=== Entries supplied ===

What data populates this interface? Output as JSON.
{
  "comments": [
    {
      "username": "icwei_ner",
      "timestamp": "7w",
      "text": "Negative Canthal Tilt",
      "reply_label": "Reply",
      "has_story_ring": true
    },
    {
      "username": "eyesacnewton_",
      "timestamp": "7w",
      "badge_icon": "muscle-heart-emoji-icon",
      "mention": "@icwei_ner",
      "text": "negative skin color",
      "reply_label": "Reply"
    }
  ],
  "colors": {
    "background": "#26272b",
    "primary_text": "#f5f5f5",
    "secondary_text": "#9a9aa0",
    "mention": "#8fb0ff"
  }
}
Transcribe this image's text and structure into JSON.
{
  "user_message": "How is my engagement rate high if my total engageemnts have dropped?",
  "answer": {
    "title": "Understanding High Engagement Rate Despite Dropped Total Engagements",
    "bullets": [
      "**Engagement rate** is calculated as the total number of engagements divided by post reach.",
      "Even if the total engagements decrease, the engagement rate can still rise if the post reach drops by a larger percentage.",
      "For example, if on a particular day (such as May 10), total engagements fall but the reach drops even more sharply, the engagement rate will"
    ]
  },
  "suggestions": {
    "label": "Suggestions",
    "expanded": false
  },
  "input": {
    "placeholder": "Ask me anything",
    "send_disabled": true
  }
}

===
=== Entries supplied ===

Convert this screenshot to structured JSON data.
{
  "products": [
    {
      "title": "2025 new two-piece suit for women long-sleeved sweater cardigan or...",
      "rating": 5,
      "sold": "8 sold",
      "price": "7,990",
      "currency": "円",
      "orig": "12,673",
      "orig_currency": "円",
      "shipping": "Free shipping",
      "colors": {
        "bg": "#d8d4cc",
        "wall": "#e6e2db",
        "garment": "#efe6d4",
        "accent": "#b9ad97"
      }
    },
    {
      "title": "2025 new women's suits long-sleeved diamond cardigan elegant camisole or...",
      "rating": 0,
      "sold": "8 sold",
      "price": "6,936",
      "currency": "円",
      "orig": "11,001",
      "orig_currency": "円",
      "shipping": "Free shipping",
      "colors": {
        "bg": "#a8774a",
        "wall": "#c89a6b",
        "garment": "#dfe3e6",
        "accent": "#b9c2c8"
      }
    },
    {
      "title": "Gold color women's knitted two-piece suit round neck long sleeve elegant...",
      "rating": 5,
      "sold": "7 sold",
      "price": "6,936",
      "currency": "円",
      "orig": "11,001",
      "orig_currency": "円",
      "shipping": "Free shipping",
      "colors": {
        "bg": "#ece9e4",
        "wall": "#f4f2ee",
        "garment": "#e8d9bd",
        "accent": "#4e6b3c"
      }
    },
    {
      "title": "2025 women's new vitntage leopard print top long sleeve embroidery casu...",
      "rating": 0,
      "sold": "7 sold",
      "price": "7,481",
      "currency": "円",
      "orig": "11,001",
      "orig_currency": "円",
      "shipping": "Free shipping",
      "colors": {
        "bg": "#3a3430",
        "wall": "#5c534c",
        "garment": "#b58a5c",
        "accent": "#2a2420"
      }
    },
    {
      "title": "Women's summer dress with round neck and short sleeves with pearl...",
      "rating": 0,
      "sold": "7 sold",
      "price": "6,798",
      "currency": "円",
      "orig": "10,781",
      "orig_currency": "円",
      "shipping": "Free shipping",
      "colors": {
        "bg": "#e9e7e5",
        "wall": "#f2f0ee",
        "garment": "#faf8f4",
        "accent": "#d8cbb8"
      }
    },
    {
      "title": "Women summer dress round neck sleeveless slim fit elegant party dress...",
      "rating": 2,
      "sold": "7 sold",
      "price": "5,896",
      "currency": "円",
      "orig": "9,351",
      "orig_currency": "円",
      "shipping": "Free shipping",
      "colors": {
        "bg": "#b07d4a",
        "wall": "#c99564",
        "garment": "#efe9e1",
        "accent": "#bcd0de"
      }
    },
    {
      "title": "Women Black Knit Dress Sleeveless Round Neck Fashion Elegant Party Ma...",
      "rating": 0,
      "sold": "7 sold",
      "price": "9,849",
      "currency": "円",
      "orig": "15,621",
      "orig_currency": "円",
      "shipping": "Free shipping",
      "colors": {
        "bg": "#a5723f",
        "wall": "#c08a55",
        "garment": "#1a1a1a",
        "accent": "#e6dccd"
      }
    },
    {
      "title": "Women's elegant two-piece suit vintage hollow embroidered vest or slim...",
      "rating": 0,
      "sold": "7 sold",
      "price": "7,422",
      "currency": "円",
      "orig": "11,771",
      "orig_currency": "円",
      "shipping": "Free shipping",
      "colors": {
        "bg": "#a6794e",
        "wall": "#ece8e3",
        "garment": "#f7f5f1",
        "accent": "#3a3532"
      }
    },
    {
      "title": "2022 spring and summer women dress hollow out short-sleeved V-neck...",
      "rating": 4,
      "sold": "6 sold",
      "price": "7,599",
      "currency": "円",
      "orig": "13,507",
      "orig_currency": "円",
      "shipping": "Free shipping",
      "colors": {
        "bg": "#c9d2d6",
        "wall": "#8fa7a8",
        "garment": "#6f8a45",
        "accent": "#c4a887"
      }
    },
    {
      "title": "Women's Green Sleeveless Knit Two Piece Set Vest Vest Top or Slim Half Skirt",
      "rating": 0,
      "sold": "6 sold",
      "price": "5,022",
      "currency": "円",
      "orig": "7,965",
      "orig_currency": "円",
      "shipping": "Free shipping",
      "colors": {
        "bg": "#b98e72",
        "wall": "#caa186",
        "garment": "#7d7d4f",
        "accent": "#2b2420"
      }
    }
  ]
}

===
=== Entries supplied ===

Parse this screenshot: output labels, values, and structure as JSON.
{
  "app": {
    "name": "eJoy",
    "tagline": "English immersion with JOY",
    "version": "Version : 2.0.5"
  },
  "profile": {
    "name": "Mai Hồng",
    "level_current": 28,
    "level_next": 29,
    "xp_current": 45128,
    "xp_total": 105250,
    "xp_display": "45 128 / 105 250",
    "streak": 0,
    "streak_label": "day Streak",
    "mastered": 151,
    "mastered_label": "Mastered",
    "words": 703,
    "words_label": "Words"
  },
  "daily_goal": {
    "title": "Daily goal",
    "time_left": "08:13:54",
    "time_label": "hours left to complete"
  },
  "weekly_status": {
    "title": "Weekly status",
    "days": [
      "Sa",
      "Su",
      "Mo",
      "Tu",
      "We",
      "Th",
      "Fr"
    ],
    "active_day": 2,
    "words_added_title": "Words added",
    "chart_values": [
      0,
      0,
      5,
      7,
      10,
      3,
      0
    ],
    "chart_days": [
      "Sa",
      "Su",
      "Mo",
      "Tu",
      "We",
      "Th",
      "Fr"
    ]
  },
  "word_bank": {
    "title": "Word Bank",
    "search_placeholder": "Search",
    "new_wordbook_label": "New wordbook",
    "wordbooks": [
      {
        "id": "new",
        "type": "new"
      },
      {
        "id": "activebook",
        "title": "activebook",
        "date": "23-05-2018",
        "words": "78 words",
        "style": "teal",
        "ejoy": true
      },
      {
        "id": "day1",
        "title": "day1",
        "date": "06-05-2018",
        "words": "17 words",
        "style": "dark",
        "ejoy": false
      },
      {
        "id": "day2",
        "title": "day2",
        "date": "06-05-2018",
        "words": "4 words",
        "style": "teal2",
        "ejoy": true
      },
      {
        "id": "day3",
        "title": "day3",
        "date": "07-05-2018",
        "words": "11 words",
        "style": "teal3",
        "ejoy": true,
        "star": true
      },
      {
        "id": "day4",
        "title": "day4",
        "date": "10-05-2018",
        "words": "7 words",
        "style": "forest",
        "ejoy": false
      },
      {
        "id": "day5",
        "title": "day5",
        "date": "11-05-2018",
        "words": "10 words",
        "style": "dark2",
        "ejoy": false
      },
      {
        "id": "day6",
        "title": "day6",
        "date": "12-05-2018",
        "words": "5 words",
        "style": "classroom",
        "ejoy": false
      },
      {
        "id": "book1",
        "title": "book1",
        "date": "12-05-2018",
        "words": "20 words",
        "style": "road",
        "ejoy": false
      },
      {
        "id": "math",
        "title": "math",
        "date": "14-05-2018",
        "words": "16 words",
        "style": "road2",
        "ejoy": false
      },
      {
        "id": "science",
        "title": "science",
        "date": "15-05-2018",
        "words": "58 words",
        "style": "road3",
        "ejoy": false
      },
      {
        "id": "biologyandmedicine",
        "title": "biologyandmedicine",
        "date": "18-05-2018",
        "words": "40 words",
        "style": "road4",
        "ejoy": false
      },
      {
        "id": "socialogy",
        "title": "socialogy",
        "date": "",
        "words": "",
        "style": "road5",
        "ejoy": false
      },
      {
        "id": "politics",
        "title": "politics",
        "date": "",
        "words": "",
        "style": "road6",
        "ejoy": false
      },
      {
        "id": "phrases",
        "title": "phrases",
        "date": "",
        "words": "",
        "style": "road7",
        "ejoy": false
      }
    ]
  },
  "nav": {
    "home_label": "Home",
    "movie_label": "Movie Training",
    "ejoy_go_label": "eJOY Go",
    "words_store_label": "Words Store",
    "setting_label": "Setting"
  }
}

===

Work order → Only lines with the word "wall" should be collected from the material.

Result →
        "wall": "#e6e2db",
        "wall": "#c89a6b",
        "wall": "#f4f2ee",
        "wall": "#5c534c",
        "wall": "#f2f0ee",
        "wall": "#c99564",
        "wall": "#c08a55",
        "wall": "#ece8e3",
        "wall": "#8fa7a8",
        "wall": "#caa186",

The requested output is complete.